EXERCISE DETAILS
In the copy, include no pictures. Reproduce the rest of the entries exactly.

[Dataset rows for apps and sites]
┏━━
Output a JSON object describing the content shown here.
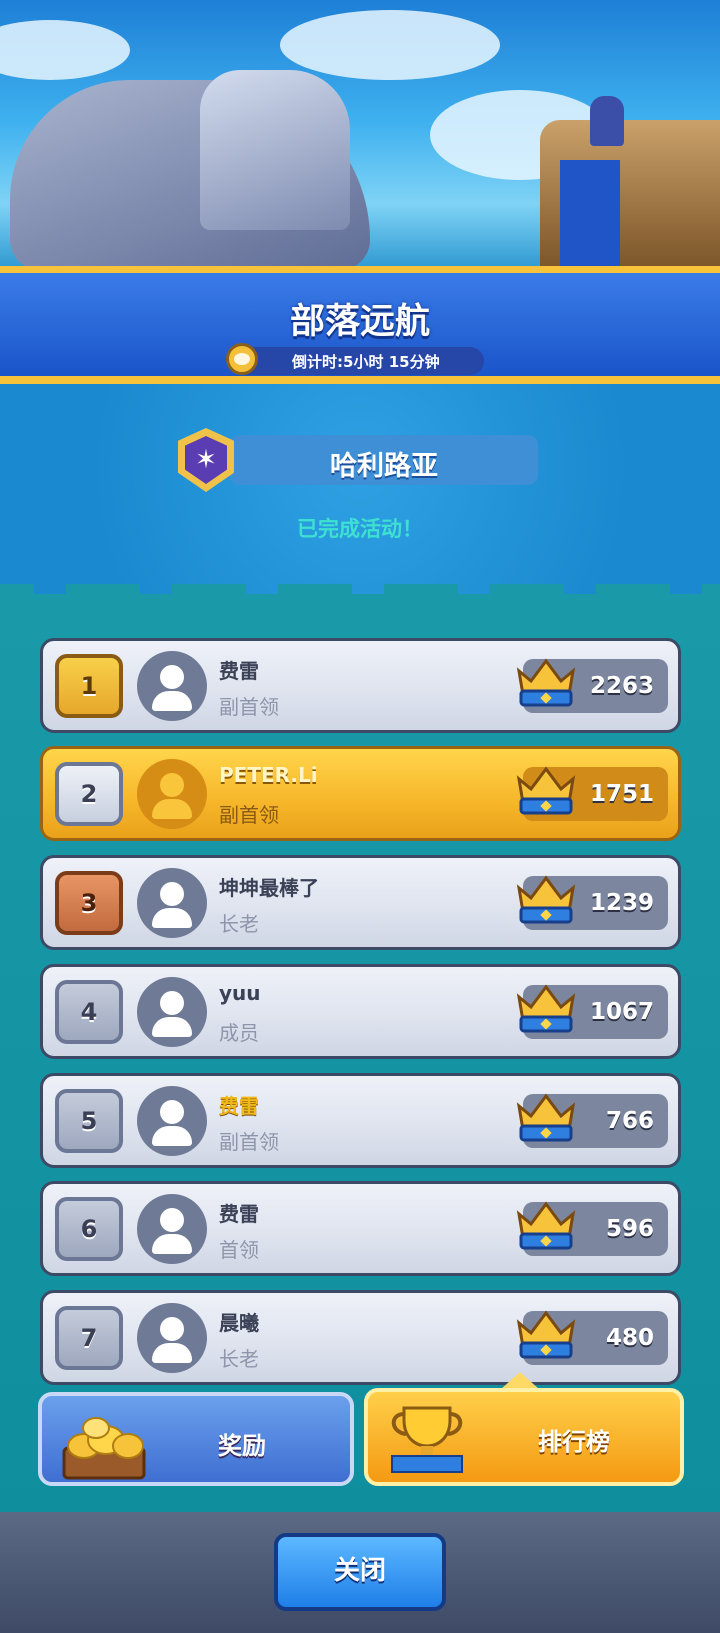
{
  "event": {
    "title": "部落远航",
    "countdown_prefix": "倒计时:",
    "countdown_hours": "5",
    "hours_unit": "小时",
    "countdown_minutes": "15",
    "minutes_unit": "分钟"
  },
  "clan": {
    "name": "哈利路亚",
    "status": "已完成活动！"
  },
  "leaderboard": [
    {
      "rank": "1",
      "name": "费雷",
      "role": "副首领",
      "score": "2263"
    },
    {
      "rank": "2",
      "name": "PETER.Li",
      "role": "副首领",
      "score": "1751"
    },
    {
      "rank": "3",
      "name": "坤坤最棒了",
      "role": "长老",
      "score": "1239"
    },
    {
      "rank": "4",
      "name": "yuu",
      "role": "成员",
      "score": "1067"
    },
    {
      "rank": "5",
      "name": "费雷",
      "role": "副首领",
      "score": "766"
    },
    {
      "rank": "6",
      "name": "费雷",
      "role": "首领",
      "score": "596"
    },
    {
      "rank": "7",
      "name": "晨曦",
      "role": "长老",
      "score": "480"
    }
  ],
  "tabs": {
    "rewards_label": "奖励",
    "ranking_label": "排行榜"
  },
  "close_label": "关闭",
  "colors": {
    "title_band": "#1a55c9",
    "gold_border": "#f6c33b",
    "highlight_row": "#f6b62a",
    "status_text": "#3ee0d2",
    "close_button": "#1f7fe8"
  }
}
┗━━
SOLVED EXERCISE
Output a JSON object describing the content shown here.
{
  "event": {
    "title": "部落远航",
    "countdown_prefix": "倒计时:",
    "countdown_hours": "5",
    "hours_unit": "小时",
    "countdown_minutes": "15",
    "minutes_unit": "分钟"
  },
  "clan": {
    "name": "哈利路亚",
    "status": "已完成活动！"
  },
  "leaderboard": [
    {
      "rank": "1",
      "name": "费雷",
      "role": "副首领",
      "score": "2263"
    },
    {
      "rank": "2",
      "name": "PETER.Li",
      "role": "副首领",
      "score": "1751"
    },
    {
      "rank": "3",
      "name": "坤坤最棒了",
      "role": "长老",
      "score": "1239"
    },
    {
      "rank": "4",
      "name": "yuu",
      "role": "成员",
      "score": "1067"
    },
    {
      "rank": "5",
      "name": "费雷",
      "role": "副首领",
      "score": "766"
    },
    {
      "rank": "6",
      "name": "费雷",
      "role": "首领",
      "score": "596"
    },
    {
      "rank": "7",
      "name": "晨曦",
      "role": "长老",
      "score": "480"
    }
  ],
  "tabs": {
    "rewards_label": "奖励",
    "ranking_label": "排行榜"
  },
  "close_label": "关闭",
  "colors": {
    "title_band": "#1a55c9",
    "gold_border": "#f6c33b",
    "highlight_row": "#f6b62a",
    "status_text": "#3ee0d2",
    "close_button": "#1f7fe8"
  }
}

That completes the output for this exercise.